Falling inflows from oil revenue to Norway’s leviathan Government Pension Fund Global (GPFG) will not change the NOK7.1trn (€762bn) sovereign wealth fund’s investment strategy or its need for diversification, according to the fund’s second in command.

Trond Grande, deputy chief executive at Norges Bank Investment Management (NBIM), which manages the GPFG, said in an interview with IPE: “The fund and its investment strategy are basically the same, regardless of growing much more or when there are withdrawals from the fund.”

The Norwegian government withdrew money from the GPFG for the first time in the first quarter of this year, taking NOK25bn out of the fund in the period.

In average terms, the fund’s inflows have been climbing every year between 1999 and 2013, from which point they have declined. 

Norway’s financial fortunes have been hit by the fall in the global price of oil, with Brent crude oil prices having collapsed in the past two years to lows of around $30 a barrel in February this year from around $115 at the beginning of 2014.

Asked whether the prospect of lower oil revenues reducing future inflows to the fund – and possible repeats of the latest withdrawals by the government – made the fund’s push towards increased asset-type diversification less urgent, Grande said: “No, I don’t think the two things really play together.”

The changes in inflows and outflows seen so far are basically “just around the margins,” he said.

“So the investment strategy will be, for all practical purposes, the same, until Parliament decides different,” Grande said.
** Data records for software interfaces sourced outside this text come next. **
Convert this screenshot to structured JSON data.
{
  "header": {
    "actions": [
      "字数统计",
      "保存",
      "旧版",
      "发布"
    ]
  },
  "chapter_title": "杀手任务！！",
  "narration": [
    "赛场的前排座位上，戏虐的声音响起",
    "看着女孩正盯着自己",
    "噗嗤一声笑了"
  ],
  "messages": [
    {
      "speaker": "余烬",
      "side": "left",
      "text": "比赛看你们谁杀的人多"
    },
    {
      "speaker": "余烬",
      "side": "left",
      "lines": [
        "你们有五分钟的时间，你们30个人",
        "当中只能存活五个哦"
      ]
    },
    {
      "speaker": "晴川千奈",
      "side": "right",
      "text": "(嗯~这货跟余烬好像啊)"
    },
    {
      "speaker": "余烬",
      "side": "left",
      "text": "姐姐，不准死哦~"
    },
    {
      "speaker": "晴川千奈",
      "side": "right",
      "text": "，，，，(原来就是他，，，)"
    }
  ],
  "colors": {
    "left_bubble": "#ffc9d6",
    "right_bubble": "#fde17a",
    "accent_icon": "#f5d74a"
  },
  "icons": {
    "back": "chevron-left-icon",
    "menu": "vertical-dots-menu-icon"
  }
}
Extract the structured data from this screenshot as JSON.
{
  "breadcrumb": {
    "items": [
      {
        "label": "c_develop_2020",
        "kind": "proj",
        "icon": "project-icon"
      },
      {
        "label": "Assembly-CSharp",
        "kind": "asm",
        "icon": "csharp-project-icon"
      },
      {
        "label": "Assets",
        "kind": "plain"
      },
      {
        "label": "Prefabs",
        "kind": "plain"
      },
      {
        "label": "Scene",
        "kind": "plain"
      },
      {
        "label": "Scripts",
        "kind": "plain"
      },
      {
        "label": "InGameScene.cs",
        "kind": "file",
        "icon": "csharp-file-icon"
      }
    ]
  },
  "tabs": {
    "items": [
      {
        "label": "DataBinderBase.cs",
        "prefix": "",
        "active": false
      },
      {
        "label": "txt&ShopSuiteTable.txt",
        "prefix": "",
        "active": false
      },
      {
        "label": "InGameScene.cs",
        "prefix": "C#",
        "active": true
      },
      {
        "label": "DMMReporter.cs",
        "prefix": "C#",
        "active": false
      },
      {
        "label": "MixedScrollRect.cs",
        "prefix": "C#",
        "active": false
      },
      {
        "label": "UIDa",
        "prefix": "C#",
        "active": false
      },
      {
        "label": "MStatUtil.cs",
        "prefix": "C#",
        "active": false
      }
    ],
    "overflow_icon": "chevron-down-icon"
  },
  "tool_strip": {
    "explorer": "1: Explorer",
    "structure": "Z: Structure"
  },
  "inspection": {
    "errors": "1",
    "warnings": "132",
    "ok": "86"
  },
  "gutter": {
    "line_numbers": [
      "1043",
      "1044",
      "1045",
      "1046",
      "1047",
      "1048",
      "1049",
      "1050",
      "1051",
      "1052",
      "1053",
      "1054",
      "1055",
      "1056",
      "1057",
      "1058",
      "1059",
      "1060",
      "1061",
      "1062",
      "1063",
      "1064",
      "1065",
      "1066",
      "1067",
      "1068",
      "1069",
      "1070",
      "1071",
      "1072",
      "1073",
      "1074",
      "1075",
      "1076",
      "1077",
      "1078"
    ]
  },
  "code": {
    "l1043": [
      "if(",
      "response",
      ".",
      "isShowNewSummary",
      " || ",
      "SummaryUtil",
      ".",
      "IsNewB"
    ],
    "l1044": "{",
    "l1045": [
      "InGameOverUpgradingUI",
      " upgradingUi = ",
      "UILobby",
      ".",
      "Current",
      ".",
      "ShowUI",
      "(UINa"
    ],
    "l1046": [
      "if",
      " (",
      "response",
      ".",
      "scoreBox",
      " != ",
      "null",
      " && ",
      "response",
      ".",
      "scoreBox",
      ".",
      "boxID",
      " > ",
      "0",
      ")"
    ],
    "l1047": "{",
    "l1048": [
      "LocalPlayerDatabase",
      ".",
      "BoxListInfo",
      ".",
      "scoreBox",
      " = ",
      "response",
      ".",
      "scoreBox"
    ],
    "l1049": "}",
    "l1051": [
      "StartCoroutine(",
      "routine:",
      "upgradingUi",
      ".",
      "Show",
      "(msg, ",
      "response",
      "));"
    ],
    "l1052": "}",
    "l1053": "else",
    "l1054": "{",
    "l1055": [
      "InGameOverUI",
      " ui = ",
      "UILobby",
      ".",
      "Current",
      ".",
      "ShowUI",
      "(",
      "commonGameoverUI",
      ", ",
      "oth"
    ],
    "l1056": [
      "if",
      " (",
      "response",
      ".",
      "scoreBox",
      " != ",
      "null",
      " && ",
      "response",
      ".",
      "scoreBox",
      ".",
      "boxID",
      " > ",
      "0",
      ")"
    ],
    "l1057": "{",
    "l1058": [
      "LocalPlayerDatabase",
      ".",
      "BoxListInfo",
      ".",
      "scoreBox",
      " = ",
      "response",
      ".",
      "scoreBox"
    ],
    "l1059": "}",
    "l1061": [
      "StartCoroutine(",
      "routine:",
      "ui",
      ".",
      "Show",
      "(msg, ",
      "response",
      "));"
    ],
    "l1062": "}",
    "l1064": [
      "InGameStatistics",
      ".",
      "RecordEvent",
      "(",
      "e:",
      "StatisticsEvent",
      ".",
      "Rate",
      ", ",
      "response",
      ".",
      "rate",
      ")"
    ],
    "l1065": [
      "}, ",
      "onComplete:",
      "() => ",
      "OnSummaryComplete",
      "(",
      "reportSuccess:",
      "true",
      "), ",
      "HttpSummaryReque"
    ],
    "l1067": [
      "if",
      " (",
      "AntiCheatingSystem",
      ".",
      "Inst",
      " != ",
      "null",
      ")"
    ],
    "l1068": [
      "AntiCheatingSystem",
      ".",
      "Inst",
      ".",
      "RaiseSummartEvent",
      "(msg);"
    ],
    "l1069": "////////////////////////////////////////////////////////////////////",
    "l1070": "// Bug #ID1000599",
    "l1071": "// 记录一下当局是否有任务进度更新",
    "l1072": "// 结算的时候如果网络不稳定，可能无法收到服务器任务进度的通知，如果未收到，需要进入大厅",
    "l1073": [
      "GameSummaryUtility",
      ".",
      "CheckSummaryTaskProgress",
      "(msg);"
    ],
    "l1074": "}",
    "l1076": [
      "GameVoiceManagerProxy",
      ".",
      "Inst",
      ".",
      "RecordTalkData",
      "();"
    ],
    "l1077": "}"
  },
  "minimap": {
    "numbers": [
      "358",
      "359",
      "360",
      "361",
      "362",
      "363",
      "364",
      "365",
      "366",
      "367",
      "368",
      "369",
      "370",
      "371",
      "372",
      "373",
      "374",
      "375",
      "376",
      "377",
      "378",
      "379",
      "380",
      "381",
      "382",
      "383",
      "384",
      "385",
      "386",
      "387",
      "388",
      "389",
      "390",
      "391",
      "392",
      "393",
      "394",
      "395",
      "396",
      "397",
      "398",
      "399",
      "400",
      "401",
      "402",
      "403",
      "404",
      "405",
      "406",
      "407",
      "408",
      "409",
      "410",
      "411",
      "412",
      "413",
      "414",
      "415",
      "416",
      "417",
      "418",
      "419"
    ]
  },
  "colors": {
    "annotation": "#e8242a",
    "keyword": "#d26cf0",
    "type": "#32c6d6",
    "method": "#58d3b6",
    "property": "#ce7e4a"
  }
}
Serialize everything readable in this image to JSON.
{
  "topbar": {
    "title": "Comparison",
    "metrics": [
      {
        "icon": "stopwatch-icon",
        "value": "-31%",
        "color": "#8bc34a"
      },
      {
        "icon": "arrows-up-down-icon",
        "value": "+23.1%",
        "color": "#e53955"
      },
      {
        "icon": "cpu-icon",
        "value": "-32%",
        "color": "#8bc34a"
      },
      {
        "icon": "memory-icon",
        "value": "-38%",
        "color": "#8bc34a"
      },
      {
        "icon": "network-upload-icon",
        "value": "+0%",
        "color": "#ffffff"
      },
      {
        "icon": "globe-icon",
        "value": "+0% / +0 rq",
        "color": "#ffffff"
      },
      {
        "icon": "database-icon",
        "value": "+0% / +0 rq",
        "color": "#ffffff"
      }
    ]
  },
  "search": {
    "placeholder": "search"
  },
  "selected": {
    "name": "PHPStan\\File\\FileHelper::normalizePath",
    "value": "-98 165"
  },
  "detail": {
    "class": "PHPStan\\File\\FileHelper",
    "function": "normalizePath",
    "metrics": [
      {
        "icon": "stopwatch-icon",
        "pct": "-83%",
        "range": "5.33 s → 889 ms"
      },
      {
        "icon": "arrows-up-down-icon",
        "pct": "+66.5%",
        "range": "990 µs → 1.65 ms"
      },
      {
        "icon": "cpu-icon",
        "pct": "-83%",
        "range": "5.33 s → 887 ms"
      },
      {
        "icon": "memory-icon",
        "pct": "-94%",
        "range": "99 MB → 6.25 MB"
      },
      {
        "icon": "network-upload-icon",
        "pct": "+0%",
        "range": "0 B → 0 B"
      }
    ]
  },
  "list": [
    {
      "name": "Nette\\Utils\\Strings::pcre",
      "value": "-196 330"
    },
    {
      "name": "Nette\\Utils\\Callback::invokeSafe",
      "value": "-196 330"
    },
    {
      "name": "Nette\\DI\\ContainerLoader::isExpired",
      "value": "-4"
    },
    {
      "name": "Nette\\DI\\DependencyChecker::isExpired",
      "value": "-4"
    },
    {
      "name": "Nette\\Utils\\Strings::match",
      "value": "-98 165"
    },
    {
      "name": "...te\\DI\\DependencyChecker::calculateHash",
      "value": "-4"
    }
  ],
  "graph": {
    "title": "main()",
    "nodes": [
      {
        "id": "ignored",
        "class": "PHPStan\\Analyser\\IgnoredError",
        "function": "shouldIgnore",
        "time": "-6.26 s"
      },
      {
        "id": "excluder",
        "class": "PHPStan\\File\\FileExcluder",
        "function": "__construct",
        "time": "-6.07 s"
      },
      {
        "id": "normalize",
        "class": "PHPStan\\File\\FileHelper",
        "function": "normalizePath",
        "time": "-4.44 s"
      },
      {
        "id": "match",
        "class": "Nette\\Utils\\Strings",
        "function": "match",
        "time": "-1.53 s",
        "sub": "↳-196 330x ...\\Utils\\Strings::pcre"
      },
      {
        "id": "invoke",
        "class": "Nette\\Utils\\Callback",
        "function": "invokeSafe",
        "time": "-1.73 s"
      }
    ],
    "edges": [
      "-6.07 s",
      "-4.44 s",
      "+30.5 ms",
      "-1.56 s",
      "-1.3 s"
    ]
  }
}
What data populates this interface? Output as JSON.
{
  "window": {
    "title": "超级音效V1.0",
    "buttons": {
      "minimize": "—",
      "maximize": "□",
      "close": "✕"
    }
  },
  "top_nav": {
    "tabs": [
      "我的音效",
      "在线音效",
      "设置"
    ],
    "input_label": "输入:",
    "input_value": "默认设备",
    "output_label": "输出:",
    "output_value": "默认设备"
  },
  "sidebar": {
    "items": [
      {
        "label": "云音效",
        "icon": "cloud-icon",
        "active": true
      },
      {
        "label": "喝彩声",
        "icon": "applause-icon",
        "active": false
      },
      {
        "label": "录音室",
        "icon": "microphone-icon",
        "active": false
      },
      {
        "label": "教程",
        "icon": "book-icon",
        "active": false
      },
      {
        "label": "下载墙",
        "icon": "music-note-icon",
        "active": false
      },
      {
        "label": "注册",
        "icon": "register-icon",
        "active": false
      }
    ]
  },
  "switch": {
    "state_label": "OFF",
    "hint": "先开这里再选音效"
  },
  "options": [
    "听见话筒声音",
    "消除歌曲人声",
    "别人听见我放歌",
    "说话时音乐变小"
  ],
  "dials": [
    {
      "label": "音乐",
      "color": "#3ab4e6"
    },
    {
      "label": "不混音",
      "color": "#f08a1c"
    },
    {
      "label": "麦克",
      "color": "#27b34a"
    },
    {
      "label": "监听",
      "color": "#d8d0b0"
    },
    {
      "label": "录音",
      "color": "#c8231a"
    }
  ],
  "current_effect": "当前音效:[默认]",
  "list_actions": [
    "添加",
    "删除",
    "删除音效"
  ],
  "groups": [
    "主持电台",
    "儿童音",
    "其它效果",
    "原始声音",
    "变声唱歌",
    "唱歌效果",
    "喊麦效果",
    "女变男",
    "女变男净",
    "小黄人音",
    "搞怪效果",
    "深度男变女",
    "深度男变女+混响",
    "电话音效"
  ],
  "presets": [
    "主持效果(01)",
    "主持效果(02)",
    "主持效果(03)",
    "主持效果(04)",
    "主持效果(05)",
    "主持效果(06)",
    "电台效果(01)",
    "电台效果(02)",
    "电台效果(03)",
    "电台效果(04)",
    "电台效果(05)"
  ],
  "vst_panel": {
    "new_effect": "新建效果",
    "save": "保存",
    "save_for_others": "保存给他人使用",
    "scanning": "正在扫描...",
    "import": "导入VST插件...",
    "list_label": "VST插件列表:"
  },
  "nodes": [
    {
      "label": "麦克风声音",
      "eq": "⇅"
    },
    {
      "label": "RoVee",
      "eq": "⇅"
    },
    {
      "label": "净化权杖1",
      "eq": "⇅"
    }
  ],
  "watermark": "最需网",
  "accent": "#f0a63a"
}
The Norwegian Parliament’s Standing Committee of Finance and Economic Affairs on Friday held an open hearing to discuss the Finance Ministry’s white paper on the management of the GPFG, which contains various recommendations for change, including an increase in the real estate allocation to 7% from 5%.

In its advice to the minister of finance prior to the white paper’s being drafted, NBIM recommended in December that the real estate allocation be lifted to 10% and that the fund be allowed to invest in unlisted infrastructure for the first time.

Permission to take on infrastructure was declined for the time being by the ministry in its white paper.

Asked whether the fund were now becoming a more active owner of companies, Grande said: “Yes, that’s absolutely what it is – we’re not an activist investor, we’re an active investor and we’re not a passive investor – we’re in the middle there.

“It means we take our fiduciary duty seriously, as we are one of the largest shareholders of many of these companies, particularly in Europe, and it goes hand in hand with good governance and good long-term returns.”

In its first-quarter report, published on Thursday, NBIM said the GPFG had done more work between January and March on standard setting and expectations for the companies in which it invests.

It said this work included publishing a new expectations document on human rights and updated voting guidelines with the aim of making the fund’s voting more principles-based and predictable – taking account of “company-specific factors” and supporting the fund’s long-term strategy.

“So yes, we are active and engaging with the companies with the aim to achieve the highest possible return in the long run,” Grande said.